Kathy Cox, the gregarious state superintendent in Georgia who some of you may know best for her appearance on “Are You Smarter Than a 5th Grader,” is leaving that post for a newfangled gig in Washington that will put her at the head of a nonprofit that Education Trust and Achieve have launched.
The new venture—called the U.S. Education Delivery Institute—is described on its website as being “dedicated to building the capacity in state public education systems to implement school reform effectively.”
The name, frankly, sounds like a competitor for FedEx or UPS. But the moniker and the “theory of action” for this new group come from the United Kingdom, where the Prime Minister’s Delivery Unit, set up under former PM Tony Blair, provides performance management strategies to key government agencies.
The U.S., non-governmental version was set up for Ed Trust and Achieve by Sir Michael Barber, who headed up the U.K. unit for four years. Any of you who followed the work of the Strategic Management of Human Capital initiative will remember Sir Michael.

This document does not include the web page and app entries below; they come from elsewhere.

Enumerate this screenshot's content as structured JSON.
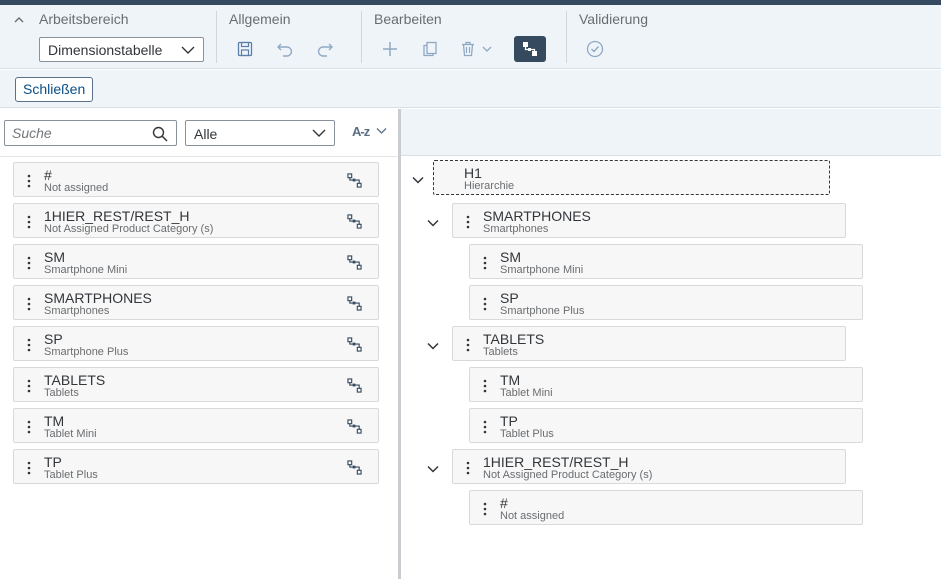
{
  "ribbon": {
    "workspace": {
      "title": "Arbeitsbereich",
      "selected": "Dimensionstabelle"
    },
    "general": {
      "title": "Allgemein"
    },
    "edit": {
      "title": "Bearbeiten"
    },
    "validation": {
      "title": "Validierung"
    }
  },
  "close_label": "Schließen",
  "left": {
    "search_placeholder": "Suche",
    "filter_value": "Alle",
    "sort_label": "A-z",
    "members": [
      {
        "id": "#",
        "desc": "Not assigned"
      },
      {
        "id": "1HIER_REST/REST_H",
        "desc": "Not Assigned Product Category (s)"
      },
      {
        "id": "SM",
        "desc": "Smartphone Mini"
      },
      {
        "id": "SMARTPHONES",
        "desc": "Smartphones"
      },
      {
        "id": "SP",
        "desc": "Smartphone Plus"
      },
      {
        "id": "TABLETS",
        "desc": "Tablets"
      },
      {
        "id": "TM",
        "desc": "Tablet Mini"
      },
      {
        "id": "TP",
        "desc": "Tablet Plus"
      }
    ]
  },
  "tree": {
    "root": {
      "id": "H1",
      "desc": "Hierarchie"
    },
    "nodes": [
      {
        "id": "SMARTPHONES",
        "desc": "Smartphones"
      },
      {
        "id": "SM",
        "desc": "Smartphone Mini"
      },
      {
        "id": "SP",
        "desc": "Smartphone Plus"
      },
      {
        "id": "TABLETS",
        "desc": "Tablets"
      },
      {
        "id": "TM",
        "desc": "Tablet Mini"
      },
      {
        "id": "TP",
        "desc": "Tablet Plus"
      },
      {
        "id": "1HIER_REST/REST_H",
        "desc": "Not Assigned Product Category (s)"
      },
      {
        "id": "#",
        "desc": "Not assigned"
      }
    ]
  },
  "colors": {
    "accent": "#0a6ed1",
    "toolbar_bg": "#eff4f9",
    "active_button": "#354a5f",
    "icon": "#5a7fa8"
  }
}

It’s not entirely clear to me what niche this new venture will be filling in a pretty crowded field of education nonprofits, but perhaps its focus on building state capacity will make it distinct from other groups. Selecting a state schools chief seems smart too, and the timing is certainly right for a focus on state education agencies, given the increasing demands for them to play larger, stronger roles in doling out and overseeing billions of dollars in federal school improvement money and in guiding and adopting new academic standards and assessments. And states that win Race to the Top dough will face lots of pressure to “deliver” the reforms they’ve promised.

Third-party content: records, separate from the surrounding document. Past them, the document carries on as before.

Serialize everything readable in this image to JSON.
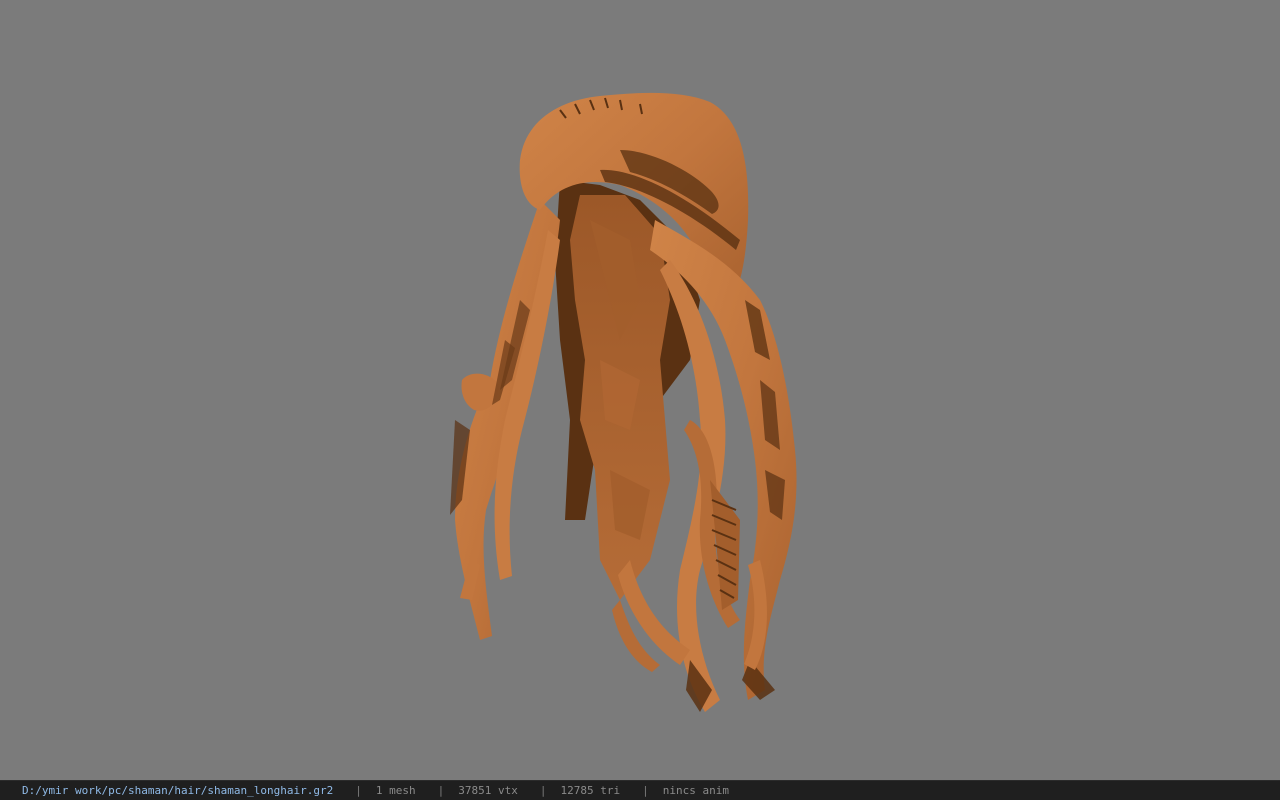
{
  "viewport": {
    "background": "#7b7b7b",
    "mesh_color": "#c2763e",
    "mesh_shadow": "#5a3112",
    "model": "hair-mesh"
  },
  "status": {
    "path": "D:/ymir work/pc/shaman/hair/shaman_longhair.gr2",
    "sep": "|",
    "mesh": "1 mesh",
    "vtx": "37851 vtx",
    "tri": "12785 tri",
    "anim": "nincs anim"
  }
}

We might want to brace ourselves for hearing the word “deliver” and its various iterations a lot from this group. “Deliverology” is a featured tab on its website.
Read the full press release on Cox’s selection as chief executive officer and more description on the goals of the organization.

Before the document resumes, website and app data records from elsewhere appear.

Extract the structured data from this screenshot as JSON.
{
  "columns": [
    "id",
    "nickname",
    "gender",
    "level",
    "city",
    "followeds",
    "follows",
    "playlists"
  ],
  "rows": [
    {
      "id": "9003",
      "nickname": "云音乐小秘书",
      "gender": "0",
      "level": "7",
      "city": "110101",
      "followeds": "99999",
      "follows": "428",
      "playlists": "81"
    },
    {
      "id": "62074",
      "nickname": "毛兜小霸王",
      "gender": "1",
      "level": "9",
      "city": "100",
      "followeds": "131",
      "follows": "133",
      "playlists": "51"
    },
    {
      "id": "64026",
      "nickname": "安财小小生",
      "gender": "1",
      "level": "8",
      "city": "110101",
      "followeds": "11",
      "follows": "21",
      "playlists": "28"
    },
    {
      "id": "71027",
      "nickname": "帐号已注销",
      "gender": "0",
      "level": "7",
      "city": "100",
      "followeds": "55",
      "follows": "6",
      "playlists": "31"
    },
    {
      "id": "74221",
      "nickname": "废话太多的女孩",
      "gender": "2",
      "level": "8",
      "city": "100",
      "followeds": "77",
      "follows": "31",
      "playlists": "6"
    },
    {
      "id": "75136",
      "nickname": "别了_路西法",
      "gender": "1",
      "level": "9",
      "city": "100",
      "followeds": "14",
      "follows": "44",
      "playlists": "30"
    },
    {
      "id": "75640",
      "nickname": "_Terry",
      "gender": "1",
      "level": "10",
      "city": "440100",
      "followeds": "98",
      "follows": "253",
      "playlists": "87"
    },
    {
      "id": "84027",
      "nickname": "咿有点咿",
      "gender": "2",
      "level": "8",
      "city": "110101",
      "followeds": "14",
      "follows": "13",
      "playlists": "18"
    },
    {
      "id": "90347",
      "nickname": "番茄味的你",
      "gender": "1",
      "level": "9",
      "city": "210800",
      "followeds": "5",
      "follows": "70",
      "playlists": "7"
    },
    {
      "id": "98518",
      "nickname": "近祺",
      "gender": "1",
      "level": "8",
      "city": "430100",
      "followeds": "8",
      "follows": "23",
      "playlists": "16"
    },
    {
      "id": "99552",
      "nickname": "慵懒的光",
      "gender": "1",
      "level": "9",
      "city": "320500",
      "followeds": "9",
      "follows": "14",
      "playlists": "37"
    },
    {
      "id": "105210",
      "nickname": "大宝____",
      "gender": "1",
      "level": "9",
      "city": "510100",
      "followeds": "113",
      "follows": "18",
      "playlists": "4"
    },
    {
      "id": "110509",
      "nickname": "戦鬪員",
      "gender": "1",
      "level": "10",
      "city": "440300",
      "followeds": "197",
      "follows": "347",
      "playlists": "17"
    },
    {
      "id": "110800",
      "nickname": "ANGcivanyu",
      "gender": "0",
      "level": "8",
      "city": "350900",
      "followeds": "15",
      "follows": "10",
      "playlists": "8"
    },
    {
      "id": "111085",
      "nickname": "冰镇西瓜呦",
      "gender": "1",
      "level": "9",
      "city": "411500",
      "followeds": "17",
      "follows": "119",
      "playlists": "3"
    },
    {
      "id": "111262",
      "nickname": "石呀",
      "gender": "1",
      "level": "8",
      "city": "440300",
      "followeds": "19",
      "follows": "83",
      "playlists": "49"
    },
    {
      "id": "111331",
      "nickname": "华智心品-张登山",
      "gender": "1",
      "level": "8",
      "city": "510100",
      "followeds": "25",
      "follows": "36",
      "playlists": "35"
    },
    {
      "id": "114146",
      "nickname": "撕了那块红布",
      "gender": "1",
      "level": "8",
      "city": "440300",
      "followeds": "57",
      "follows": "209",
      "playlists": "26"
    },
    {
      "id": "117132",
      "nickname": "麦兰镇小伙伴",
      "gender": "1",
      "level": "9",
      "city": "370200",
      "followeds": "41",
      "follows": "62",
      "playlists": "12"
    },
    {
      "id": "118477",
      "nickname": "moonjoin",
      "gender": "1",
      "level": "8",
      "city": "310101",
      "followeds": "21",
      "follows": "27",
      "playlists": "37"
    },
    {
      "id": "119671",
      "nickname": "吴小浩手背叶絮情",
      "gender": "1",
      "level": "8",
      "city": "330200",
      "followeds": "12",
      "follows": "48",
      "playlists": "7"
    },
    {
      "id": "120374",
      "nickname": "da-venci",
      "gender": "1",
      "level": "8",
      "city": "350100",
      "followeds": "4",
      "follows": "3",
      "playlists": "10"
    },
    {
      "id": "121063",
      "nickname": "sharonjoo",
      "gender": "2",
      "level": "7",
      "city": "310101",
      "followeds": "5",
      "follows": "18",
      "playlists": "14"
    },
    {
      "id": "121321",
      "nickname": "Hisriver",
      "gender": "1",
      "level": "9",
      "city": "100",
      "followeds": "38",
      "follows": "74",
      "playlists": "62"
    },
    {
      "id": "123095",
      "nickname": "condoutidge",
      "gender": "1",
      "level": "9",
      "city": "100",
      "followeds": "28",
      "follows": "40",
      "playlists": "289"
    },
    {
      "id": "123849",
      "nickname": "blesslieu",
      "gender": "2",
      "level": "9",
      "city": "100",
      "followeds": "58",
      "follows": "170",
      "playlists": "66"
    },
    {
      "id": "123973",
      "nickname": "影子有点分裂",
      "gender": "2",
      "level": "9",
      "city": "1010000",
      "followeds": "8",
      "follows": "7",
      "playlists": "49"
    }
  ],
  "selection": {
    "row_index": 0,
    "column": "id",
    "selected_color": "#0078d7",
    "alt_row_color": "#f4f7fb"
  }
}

A version of this news article first appeared in the State EdWatch blog.